The malt that goes into the Togouchi whiskies is sourced from Scotland, and the grain from Canada. The components are carefully vatted together in Japan, then filled into carefully selected wood, matured in a disused railway tunnel, carefully monitored and bottled here. Does that make the whiskies ‘Japanese’?
There are reviews of the Togouchi 18 elsewhere on the net where it is described as a ‘very Japanese’ whisky. Maybe the reviewers were unaware of the origin of the whiskies that make up this blend, but that’s beside the point. In Roland Barthes’ book ‘The Empire of Signs’, there is a page where Barthes contrasts a clipping of a Japanese news article about him (including a photo of himself) with a bromide of Japanese actor Tetsuro Tanba. And Barthes writes:
“This Western lecturer [i.e. Barthes himself], as soon as he is ‘cited’ by the Kobe Shimbun, finds himself ‘Japanned’ – eyes elongated, pupils blackened by Nipponese typography. Whereas the young actor Tetsuro Tanba, ‘citing’ Anthony Perkins has lost his Asiatic eyes.”

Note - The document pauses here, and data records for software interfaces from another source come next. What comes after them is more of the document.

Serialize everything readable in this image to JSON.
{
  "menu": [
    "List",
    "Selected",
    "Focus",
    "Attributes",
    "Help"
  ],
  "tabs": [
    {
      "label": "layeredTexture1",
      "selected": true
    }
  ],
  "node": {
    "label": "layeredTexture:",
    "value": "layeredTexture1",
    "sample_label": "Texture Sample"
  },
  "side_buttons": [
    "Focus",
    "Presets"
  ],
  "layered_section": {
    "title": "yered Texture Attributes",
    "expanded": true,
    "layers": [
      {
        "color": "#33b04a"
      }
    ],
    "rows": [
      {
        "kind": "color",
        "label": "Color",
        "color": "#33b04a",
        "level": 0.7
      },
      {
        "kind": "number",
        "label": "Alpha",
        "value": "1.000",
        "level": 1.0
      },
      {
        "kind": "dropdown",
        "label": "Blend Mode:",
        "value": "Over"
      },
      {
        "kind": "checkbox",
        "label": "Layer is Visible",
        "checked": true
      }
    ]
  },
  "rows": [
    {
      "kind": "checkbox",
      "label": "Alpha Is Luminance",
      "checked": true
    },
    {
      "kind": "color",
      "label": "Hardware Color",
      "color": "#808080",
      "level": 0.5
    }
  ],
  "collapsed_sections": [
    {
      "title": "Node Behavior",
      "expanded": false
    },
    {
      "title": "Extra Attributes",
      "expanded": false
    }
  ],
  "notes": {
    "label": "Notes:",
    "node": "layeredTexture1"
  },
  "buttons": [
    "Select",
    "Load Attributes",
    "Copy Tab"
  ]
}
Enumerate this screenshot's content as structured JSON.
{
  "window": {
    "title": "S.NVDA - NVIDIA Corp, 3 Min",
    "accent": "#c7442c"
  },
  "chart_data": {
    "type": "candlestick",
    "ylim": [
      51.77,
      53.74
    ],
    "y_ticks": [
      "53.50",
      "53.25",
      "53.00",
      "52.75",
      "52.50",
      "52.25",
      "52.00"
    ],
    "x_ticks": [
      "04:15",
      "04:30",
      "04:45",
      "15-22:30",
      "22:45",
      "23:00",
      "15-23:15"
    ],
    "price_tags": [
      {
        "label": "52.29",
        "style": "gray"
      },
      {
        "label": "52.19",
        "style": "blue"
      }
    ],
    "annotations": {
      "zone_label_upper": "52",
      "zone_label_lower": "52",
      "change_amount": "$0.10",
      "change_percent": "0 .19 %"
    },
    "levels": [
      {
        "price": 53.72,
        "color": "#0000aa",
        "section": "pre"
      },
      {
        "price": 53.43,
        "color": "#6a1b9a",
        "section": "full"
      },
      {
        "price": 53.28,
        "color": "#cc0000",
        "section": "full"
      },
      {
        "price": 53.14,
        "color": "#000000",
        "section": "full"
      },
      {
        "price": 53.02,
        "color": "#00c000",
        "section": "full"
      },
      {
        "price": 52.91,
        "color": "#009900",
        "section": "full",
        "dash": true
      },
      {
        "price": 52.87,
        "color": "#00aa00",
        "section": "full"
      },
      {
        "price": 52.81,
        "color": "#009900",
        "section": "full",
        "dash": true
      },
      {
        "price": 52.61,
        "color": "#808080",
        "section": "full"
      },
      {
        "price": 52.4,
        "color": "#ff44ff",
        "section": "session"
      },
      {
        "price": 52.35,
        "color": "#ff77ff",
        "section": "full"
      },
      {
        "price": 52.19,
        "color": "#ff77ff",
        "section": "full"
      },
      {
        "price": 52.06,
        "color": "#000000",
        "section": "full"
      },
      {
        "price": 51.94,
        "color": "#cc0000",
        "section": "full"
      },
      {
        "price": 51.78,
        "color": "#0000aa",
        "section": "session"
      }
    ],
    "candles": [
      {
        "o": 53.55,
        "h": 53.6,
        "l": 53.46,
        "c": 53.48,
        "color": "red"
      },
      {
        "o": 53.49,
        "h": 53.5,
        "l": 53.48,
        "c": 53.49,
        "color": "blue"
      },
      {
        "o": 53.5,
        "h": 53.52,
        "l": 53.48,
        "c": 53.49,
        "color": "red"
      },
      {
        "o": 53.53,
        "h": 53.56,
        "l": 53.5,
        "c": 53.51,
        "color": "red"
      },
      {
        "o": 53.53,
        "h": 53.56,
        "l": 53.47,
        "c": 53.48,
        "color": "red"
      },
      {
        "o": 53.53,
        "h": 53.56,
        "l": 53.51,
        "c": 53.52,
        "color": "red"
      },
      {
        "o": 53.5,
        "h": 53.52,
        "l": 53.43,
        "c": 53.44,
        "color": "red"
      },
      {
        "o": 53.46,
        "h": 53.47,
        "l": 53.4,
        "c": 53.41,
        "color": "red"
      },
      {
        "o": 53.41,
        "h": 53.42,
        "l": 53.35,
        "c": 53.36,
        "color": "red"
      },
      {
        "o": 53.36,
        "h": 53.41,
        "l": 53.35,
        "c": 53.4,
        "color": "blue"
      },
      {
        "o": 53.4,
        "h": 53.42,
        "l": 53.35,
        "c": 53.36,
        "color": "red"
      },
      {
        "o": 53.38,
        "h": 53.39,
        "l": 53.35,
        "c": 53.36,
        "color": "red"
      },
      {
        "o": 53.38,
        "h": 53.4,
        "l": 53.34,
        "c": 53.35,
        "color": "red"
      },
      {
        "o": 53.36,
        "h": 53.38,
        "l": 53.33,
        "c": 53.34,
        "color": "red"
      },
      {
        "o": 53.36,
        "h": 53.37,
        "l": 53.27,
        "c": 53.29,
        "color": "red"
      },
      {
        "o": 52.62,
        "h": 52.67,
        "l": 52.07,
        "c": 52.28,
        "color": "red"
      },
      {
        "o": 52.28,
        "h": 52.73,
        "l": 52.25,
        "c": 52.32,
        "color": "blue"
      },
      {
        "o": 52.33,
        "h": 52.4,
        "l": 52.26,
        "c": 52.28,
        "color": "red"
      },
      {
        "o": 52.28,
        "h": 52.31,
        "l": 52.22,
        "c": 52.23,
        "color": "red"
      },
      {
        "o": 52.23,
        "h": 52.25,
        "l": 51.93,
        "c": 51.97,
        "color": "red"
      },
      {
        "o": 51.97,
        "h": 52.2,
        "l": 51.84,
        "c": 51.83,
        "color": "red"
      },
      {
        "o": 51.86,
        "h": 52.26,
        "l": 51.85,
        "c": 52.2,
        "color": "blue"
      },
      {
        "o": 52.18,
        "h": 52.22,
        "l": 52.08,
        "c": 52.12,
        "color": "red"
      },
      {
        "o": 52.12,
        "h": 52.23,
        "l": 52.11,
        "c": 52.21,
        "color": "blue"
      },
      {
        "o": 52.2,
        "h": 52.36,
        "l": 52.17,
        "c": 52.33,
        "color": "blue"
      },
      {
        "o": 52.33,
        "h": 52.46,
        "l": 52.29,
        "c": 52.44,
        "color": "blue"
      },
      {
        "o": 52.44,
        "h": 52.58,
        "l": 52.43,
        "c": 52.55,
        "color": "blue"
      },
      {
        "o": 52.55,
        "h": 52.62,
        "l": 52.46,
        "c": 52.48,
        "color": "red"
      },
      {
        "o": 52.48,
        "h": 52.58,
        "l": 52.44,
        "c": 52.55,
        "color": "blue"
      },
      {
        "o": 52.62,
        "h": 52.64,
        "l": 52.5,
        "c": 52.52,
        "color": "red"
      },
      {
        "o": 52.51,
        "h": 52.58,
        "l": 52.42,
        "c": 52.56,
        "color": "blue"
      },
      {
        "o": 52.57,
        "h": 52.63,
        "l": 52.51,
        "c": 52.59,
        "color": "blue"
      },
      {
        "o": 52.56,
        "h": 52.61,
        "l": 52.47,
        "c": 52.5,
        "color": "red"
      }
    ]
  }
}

What makes a whisky ‘Japanese’?
Maybe it’s not so much a question as it is a zen koan…